- Thrive’s pages are 1-click live-edit. This means that anything you can see on the page, you can change instantly with one click and then just type.
- And Thrive is speedy to use. Because when a page element is selected, an editing toolbar appears right above that element, letting you change almost anything you like without multiple popup box clicks.
- By way of comparison: I find Optimize Press 2.0 really slow and clumsy to use because of it’s multiple clicks to access most properties of page elements, which cannot be edited live as they appear. This means in Optimize press, you have to edit, save, check your work, and then go back and edit again if it doesn’t look as you wanted it.
- Adding elements to a Thrive Builder page is also much faster than optimize press because all of the available elments appear in a menu bar to the right of the page.
- For example, If you want an image, it’s easy, just drag one out of the sidebar and onto the page where ever you want it. Then set the image URL or choose it from the uploaded media, and it’s there. And those images are then responsive and scale down to fit smaller screens.
- Ditto for responsive page columns, content boxes, icons, text, countdown timers, grids and tables, styled bullet lists, menus… just drag them onto the page and edit live.
- And with the Thrive builder, what you build from one of the many templates (Including a blank template) really IS responsive and mobile friendly even if you know nothing about responsive design.
- Thrive builder also allows you to save page snippets as content fragment templates you can insert into any page you please. So if you have a standard footer or disclaimer you want to use often, just save it as a content template and drag it into your page from the side bar when you want it.
- Thrive supports vector icons that you can add as elements of your page, set custom colors for, change the size of and more. Vectors are light weight and scalable graphics that don’t lose resolution like pixel format graphics do when enlarged.
- Thrive supports Google web fonts and allows you to configure custom fonts with the options you use most.
- Thrive also has support for animations, and click events, as well as custom light boxes you can use as popups to perform specific actions on your pages.
- UPDATE: Recently the Thrive team has added yet another fantastic feature to the content builder– you now can export and import your own templates, making it easy to move pages from site to site for reuse.
Now as I mentioned, Thrive is not perfect and I’ve seen quirky behavior occasionally on some of the text elements styling– but it is still being improved by it’s creator.
Here are a few of the little annoying quirks with Thrive that I’ve discovered so far.
- Thrive sometimes loses font color and size information while editing a text element if you change bolding or italics. It seems to partly revert to the defaults for that element, unless you duplicate the element and edit properties on the new one.
- Thrive Page Builder has no fixed footer or floating top navigation elements, which marketers like us like to use for timers on sales pages.
- Thrive’s countdown timer element is not easy to customize with colors or font sizes, but with custom CSS, it can be done.

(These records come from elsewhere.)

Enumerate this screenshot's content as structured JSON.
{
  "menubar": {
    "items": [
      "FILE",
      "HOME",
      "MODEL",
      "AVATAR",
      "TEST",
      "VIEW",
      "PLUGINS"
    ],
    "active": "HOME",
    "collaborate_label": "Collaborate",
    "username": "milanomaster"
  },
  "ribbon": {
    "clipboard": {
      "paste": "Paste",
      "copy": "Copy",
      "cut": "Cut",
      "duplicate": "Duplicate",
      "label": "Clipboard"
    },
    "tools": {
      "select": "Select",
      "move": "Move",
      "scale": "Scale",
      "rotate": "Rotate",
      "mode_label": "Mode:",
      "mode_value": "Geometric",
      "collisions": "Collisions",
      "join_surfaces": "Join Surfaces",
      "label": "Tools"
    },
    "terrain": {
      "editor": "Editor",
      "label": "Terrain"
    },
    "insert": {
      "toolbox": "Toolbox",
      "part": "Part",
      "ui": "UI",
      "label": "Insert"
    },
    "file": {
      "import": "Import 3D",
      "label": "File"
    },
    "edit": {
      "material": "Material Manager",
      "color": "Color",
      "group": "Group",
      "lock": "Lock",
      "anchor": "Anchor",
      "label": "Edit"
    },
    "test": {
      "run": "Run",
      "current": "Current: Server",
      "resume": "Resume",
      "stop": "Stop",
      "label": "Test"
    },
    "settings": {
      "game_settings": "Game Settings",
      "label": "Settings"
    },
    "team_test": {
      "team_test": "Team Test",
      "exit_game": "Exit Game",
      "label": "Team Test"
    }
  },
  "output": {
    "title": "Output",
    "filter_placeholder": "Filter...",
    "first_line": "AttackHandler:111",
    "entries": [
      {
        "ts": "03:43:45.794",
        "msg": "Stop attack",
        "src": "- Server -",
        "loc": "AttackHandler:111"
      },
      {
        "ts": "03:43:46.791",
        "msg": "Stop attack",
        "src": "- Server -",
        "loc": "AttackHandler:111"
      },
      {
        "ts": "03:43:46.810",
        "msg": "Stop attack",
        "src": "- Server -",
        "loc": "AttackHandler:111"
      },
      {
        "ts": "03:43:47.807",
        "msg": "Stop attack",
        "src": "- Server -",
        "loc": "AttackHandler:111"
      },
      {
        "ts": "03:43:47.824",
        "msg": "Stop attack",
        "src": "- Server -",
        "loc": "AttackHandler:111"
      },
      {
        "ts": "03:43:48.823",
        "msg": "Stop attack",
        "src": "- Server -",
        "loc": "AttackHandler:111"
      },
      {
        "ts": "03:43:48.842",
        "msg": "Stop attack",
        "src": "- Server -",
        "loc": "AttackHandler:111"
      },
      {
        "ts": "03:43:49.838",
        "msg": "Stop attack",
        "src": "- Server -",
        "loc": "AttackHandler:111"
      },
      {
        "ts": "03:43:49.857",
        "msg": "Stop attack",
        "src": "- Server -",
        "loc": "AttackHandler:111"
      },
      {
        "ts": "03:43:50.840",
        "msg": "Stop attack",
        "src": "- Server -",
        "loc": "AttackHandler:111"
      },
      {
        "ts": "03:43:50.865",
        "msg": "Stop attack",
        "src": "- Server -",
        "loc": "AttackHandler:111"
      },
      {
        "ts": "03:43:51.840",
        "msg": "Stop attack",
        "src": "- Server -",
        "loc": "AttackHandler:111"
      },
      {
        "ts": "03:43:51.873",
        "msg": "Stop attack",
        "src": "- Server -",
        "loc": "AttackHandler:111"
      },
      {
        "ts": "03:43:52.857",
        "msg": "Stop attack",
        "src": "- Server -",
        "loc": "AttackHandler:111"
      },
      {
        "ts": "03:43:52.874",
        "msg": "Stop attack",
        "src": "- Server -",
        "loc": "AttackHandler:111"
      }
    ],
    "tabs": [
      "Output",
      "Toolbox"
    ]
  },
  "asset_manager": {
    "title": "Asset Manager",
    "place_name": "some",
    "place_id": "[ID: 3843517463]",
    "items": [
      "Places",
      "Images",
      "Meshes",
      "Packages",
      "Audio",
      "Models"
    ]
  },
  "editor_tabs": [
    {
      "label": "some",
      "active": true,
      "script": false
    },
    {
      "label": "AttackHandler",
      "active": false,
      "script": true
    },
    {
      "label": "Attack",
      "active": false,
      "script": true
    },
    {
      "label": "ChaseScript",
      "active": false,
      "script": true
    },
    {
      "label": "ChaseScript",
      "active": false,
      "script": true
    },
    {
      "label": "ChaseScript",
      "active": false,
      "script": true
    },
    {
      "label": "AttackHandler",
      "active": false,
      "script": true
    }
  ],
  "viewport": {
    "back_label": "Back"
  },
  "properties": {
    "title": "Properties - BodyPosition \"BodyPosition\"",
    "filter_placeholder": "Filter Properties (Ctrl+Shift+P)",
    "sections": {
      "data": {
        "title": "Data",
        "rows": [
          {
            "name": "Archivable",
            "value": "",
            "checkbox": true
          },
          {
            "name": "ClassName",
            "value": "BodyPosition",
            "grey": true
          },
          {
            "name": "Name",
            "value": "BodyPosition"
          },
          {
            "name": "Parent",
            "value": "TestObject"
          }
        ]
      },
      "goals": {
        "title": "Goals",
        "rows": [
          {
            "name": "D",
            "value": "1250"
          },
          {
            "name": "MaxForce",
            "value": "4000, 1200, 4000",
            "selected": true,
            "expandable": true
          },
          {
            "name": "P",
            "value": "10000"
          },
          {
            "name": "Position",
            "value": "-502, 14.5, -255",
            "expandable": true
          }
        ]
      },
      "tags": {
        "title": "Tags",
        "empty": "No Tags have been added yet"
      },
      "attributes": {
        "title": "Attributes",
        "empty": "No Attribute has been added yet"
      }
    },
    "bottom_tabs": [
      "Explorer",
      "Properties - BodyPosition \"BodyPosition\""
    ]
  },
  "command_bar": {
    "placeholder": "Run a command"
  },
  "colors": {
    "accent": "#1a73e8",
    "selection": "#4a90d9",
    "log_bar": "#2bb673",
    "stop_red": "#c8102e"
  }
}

There is no direct way to download your page templates and upload them to another site.However, Thrive DOES let you get at the full HTML of the page from the editor, which you can easily copy into the thrive page builder on another site. UPDATE: Recently the Thrive team has added yet another fantastic feature– the ability to export and import your own templates, making it easy to move pages from site to site for reuse.
Video Demo – How to Build a Complete Page Using Thrive Content Builder
While there are many WordPress webpage builders available with varying features and numbers of templates, Thrive Content Builder resonates with me because of it’s easy, live editing features, great looking templates, and it’s beautiful usable design that spares the user endless clicking and saving and re-saving. And with the fantastic responsive designs and native speed, it’s hands down the winner in my book.